Leaders are readers. Reading helps you discover ideas to try and expand your mental models. In this post I point you to reviews of recent business books. You’ll find pointers to reviews of The CEO Test: Master the Challenges that Make or Break All Leaders, The Book of Why: The New Science of Cause and Effect, Organizational Learning From Performance Feedback: A Behavioral Perspective on Multiple Goals, Think Again: The Power of Knowing What You Don’t Know, and Power Moms: How Executive Mothers Navigate Work and Life. I also included Bruce Rosenstein’s post on the work and impact of James Carse.
“Niki Leondakis, a veteran hotel-industry CEO, started managing people in college when she was promoted from waiter to shift supervisor at a restaurant called the Hungry U near the University of Massachusetts. She took the job seriously, but in that role, as well as in her first management job out of college, she made a mistake common to many young leaders: She was too friendly with the people she was managing and had to learn the appropriate boundaries and necessary distance that managers have to keep from their teams. ‘I think people fall into one of two camps,’ she said. ‘Very few people become a supervisor or a boss for the first time and know exactly where the right balance is. Both with myself and all the young managers I see, people seem to swing to one end of the pendulum or the other — overzealous with power or, ‘I’m everybody’s friend, and I want them to like me, and if they like me, maybe they’ll do what I ask and then it’ll be easier.’”
“The passive observation of data has limited value, because, as Judea Pearl reminds readers several times in The Book of Why: The New Science of Cause and Effect, data is profoundly dumb. ‘Data can tell you that the people who took a medicine recovered faster than those who did not take it, but they can’t tell you why,’ writes the director of UCLA’s Cognitive Systems Lab. ‘Maybe those who took the medicine did so because they could afford it and would have recovered just as fast without it.’”
“Godoff’s story is literally a textbook example of the unfortunate complications that can occur when sub-unit managers must work on several tracks at once, i.e. toward divergent if not necessarily conflicting goals. As detailed in my new book, Organizational Learning From Performance Feedback: A Behavioral Perspective on Multiple Goals (co-authored by Pino G. Audia of Dartmouth College), the two main goals Godoff was tasked to pursue – profitability and prestige within the literary world – involved entirely different sets of criteria and forms of feedback.”
“Below, Adam shares 3 key insights from his new book, Think Again: The Power of Knowing What You Don’t Know (available now on Amazon).”
Wally’s Comment: I reviewed Think Again on this blog.

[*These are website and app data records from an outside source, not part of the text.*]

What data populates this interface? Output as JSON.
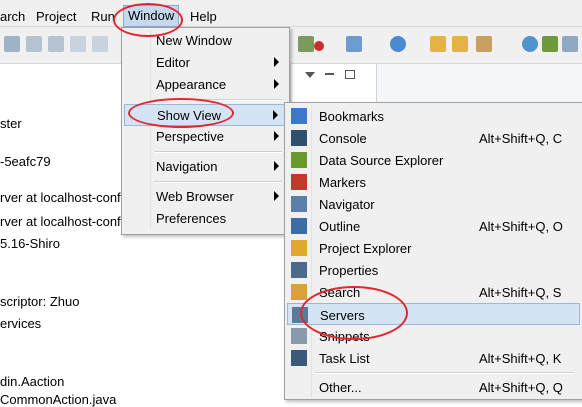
{
  "menubar": {
    "items": [
      "arch",
      "Project",
      "Run",
      "Window",
      "Help"
    ]
  },
  "workspace": {
    "lines": [
      "ster",
      "-5eafc79",
      "rver at localhost-conf",
      "rver at localhost-conf",
      "5.16-Shiro",
      "scriptor: Zhuo",
      "ervices",
      "din.Aaction",
      "CommonAction.java"
    ]
  },
  "window_menu": {
    "items": [
      {
        "label": "New Window",
        "submenu": false
      },
      {
        "label": "Editor",
        "submenu": true
      },
      {
        "label": "Appearance",
        "submenu": true
      },
      {
        "label": "Show View",
        "submenu": true
      },
      {
        "label": "Perspective",
        "submenu": true
      },
      {
        "label": "Navigation",
        "submenu": true
      },
      {
        "label": "Web Browser",
        "submenu": true
      },
      {
        "label": "Preferences",
        "submenu": false
      }
    ]
  },
  "show_view_menu": {
    "items": [
      {
        "label": "Bookmarks",
        "shortcut": "",
        "icon": "bookmark-icon",
        "color": "#3a78c9"
      },
      {
        "label": "Console",
        "shortcut": "Alt+Shift+Q, C",
        "icon": "console-icon",
        "color": "#2f4f6f"
      },
      {
        "label": "Data Source Explorer",
        "shortcut": "",
        "icon": "database-icon",
        "color": "#6a9a2c"
      },
      {
        "label": "Markers",
        "shortcut": "",
        "icon": "markers-icon",
        "color": "#c0392b"
      },
      {
        "label": "Navigator",
        "shortcut": "",
        "icon": "navigator-icon",
        "color": "#5b7fa8"
      },
      {
        "label": "Outline",
        "shortcut": "Alt+Shift+Q, O",
        "icon": "outline-icon",
        "color": "#3a6ea5"
      },
      {
        "label": "Project Explorer",
        "shortcut": "",
        "icon": "project-explorer-icon",
        "color": "#e0a82e"
      },
      {
        "label": "Properties",
        "shortcut": "",
        "icon": "properties-icon",
        "color": "#4a6b8a"
      },
      {
        "label": "Search",
        "shortcut": "Alt+Shift+Q, S",
        "icon": "search-icon",
        "color": "#d9a13b"
      },
      {
        "label": "Servers",
        "shortcut": "",
        "icon": "servers-icon",
        "color": "#5a7a9a"
      },
      {
        "label": "Snippets",
        "shortcut": "",
        "icon": "snippets-icon",
        "color": "#8a9aa8"
      },
      {
        "label": "Task List",
        "shortcut": "Alt+Shift+Q, K",
        "icon": "task-list-icon",
        "color": "#3b5a7a"
      },
      {
        "label": "Other...",
        "shortcut": "Alt+Shift+Q, Q",
        "icon": "",
        "color": ""
      }
    ]
  },
  "colors": {
    "annotation": "#e0282f",
    "highlight": "#d5e4f5"
  }
}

“In this episode of ‘Aim Higher,’ we got to talk about her [Joann Lublin] time at the Wall Street Journal as a working mom, which spanned some innovations like the introduction of family leave and flex time. And we talked about some of the changes that occurred between the Boomer generation of leaders covered in her first book about working women, Earning It and the GenX and Millennial women she spoke to in her recently published second book, Power Moms: How Executive Mothers Navigate Work and Life.”

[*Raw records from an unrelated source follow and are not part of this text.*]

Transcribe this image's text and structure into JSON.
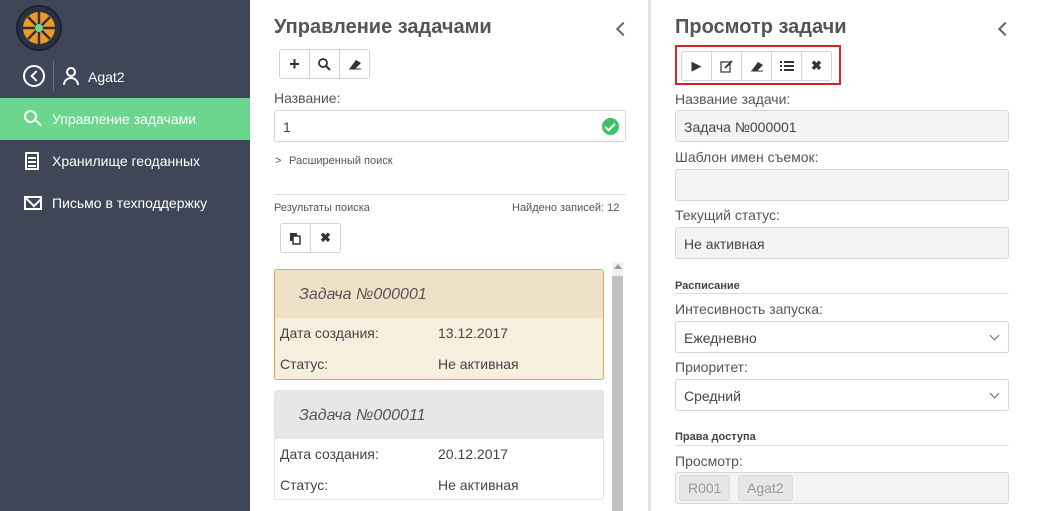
{
  "sidebar": {
    "user": "Agat2",
    "items": [
      {
        "label": "Управление задачами",
        "icon": "search-icon"
      },
      {
        "label": "Хранилище геоданных",
        "icon": "database-icon"
      },
      {
        "label": "Письмо в техподдержку",
        "icon": "mail-icon"
      }
    ]
  },
  "left": {
    "title": "Управление задачами",
    "name_label": "Название:",
    "name_value": "1",
    "advanced": "Расширенный поиск",
    "results_label": "Результаты поиска",
    "found": "Найдено записей: 12",
    "cards": [
      {
        "title": "Задача №000001",
        "date_label": "Дата создания:",
        "date": "13.12.2017",
        "status_label": "Статус:",
        "status": "Не активная"
      },
      {
        "title": "Задача №000011",
        "date_label": "Дата создания:",
        "date": "20.12.2017",
        "status_label": "Статус:",
        "status": "Не активная"
      }
    ]
  },
  "right": {
    "title": "Просмотр задачи",
    "task_name_label": "Название задачи:",
    "task_name": "Задача №000001",
    "template_label": "Шаблон имен съемок:",
    "template_value": "",
    "status_label": "Текущий статус:",
    "status_value": "Не активная",
    "schedule_title": "Расписание",
    "intensity_label": "Интесивность запуска:",
    "intensity_value": "Ежедневно",
    "priority_label": "Приоритет:",
    "priority_value": "Средний",
    "access_title": "Права доступа",
    "view_label": "Просмотр:",
    "view_tags": [
      "R001",
      "Agat2"
    ]
  },
  "colors": {
    "sidebar": "#3f4658",
    "active": "#6dd68e",
    "highlight": "#d9222a",
    "selected_card": "#f7efdd"
  }
}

“Sometimes the full impact of an artistic creation takes years to unfold. That is precisely what happened to James P. Carse, and his 1986 book Finite and Infinite Games: A Vision of Life as Play and Possibility. Although it gained many devoted readers, and almost a cult-like following, the book didn’t reach the attention of a mass audience until 2019, when the Start With Why mega-star author Simon Sinek published his Carse-influenced book The Infinite Game.”
Reading recommendations are a regular feature of this blog. Want more recommendations about what tao read? Monday is “Book Day.” Come back for book reviews, reading lists and other reading-related posts.